December 16, 2013 - 5:02 AM
VANCOUVER - Holiday season leave you feeling like decking one of the halls? Like ringing Santa's bell?
If you're on the verge of a mall-induced rampage, maybe it's time to try giving instead of buying.
Studies show charitable giving boosts happiness and reduces stress, says Lara Aknin, an assistant professor of psychology at Simon Fraser University.
"Giving makes you happy," says Aknin, whose many studies of the link between philanthropy and well-being included measuring cortisol in the bloodstream. That study found that when people gave more, the stress hormone dissipated more quickly in their blood.
"When people are spending money in a way that they're giving to others by way of charity, we see similar emotional boosts. It's more rewarding than spending money on yourself," Aknin says.
Another study found the reward is even greater when giving is a social activity, she says.

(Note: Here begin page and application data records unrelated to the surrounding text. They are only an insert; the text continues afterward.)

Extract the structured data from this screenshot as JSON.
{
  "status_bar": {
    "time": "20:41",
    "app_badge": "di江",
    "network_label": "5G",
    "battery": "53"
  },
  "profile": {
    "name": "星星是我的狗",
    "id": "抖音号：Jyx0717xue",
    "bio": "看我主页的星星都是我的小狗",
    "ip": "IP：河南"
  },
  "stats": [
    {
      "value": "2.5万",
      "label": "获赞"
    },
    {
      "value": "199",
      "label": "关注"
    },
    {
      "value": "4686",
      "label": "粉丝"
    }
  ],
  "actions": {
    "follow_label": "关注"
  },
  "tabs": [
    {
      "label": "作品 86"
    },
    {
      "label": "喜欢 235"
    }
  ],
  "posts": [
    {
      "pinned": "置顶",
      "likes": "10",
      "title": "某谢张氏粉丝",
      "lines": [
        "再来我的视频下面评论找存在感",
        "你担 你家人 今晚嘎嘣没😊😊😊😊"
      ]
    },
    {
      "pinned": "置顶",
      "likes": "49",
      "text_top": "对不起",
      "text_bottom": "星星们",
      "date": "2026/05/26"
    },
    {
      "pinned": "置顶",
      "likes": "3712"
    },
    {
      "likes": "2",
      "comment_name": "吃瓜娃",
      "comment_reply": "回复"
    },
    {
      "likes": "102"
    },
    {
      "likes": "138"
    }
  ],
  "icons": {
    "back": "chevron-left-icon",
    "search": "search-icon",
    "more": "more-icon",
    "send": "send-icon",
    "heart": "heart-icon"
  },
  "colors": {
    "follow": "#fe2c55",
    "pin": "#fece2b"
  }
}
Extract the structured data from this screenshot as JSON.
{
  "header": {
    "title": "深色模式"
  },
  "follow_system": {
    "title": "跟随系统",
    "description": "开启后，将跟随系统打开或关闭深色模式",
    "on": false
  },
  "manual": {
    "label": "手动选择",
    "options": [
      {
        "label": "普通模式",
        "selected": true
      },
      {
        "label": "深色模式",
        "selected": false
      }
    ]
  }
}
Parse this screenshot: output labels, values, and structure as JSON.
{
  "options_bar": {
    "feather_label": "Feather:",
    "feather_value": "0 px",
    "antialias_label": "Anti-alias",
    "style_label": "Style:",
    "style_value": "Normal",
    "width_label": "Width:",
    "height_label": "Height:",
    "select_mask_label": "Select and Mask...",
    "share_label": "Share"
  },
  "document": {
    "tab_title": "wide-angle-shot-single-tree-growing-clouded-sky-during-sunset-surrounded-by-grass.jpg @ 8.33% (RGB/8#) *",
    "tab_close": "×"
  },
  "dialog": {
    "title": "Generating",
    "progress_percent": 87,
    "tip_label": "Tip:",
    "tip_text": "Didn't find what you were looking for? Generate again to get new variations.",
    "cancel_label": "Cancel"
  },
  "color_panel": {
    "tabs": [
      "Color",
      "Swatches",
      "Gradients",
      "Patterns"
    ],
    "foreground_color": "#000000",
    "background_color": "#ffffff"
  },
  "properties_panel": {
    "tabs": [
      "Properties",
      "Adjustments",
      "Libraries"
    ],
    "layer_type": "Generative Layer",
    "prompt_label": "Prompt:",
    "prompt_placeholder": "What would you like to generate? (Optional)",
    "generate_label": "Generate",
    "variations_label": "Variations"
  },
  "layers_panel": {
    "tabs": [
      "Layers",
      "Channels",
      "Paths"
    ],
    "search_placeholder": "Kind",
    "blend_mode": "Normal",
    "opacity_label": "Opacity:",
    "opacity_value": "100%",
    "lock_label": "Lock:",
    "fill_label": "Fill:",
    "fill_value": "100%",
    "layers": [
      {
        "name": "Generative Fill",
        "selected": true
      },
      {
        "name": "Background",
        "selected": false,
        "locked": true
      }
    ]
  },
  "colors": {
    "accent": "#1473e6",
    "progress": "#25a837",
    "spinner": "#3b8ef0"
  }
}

In short, good deeds put us in a good mood, but when it comes to playing Santa for social good, make sure you know who has been naughty and who has been nice.
MoneySense Magazine issues an annual list of the top 100 charities, based on its analysis of fundraising and spending activities.
This year, the magazine gave top grades to the Nature Conservancy Canada, the Canadian Red Cross, the Calgary Interfaith Food Bank, the Royal Ontario Museum Foundation and the United Way, among others. The Calgary Foundation, the Edmonton Community Foundation and the Vancouver Foundation also made the grade for their program spending, fundraising costs, governance, transparency and cash reserves.
The Canadian Red Cross, which funds emergency relief at home and abroad, is a perennial favourite, spending 80 per cent of its funds on charitable programs and just four per cent on management and administration.
The international humanitarian organization Medecins Sans Frontieres, or Doctors Without Borders, tends to go where others fear to tread, including conflict and disaster zones.
The Canadian branch spends 80 per cent of its funds on charitable programs and four per cent on administration.
The Canada Revenue Agency says Santa's elves should make sure their charity of choice shares their good intentions.
The agency website has a searchable database of registered charities that includes a breakdown of how much is spent on charitable programs in comparison to how much goes toward administration, political activities and payroll.
Individual food banks are easily searchable on the site, but most spend at least nine cents of every dime on feeding the hungry. The Union Gospel Mission Foundation in Vancouver spends 94 per cent and Food Banks Canada spends 91 per cent.
"Confirm that the organization is a Canadian registered charity or a qualified donee," says Mylene Croteau, a spokeswoman for the Canada Revenue Agency.
And get to know the charity, she says.
"Start by visiting the charity's website to learn about its activities and how it's managed... One of the best ways to learn about a charity is to volunteer."
Some charities are more generous than others when it comes to funnelling donated funds into action. And then there's the just plain naughty.
"Learn to recognize the signs of fraud," Croteau says.
There are some disappointing revelations on the website. More than one charity incorporating "missing children" in its title has had its charitable status revoked, and some popular animal welfare or environmental groups are not, in fact, registered because they do not meet the criteria.
Canadians are a generous bunch, according to Statistics Canada.
In 2010, individual Canucks passed $10.6 billion to charitable or non-profit organizations. Just under 24 million people aged 15 and over reported at least one financial donation that year.
Women were more likely than men to have made at least one financial donation (86 per cent compared with 82) and people who attend religious meetings or services at least once a week were more inclined to donate.
When it comes to giving, it seems West is best. Alberta, Saskatchewan and British Columbia gave the highest average amounts ($562, $544 and $543).
News from © The Canadian Press, 2013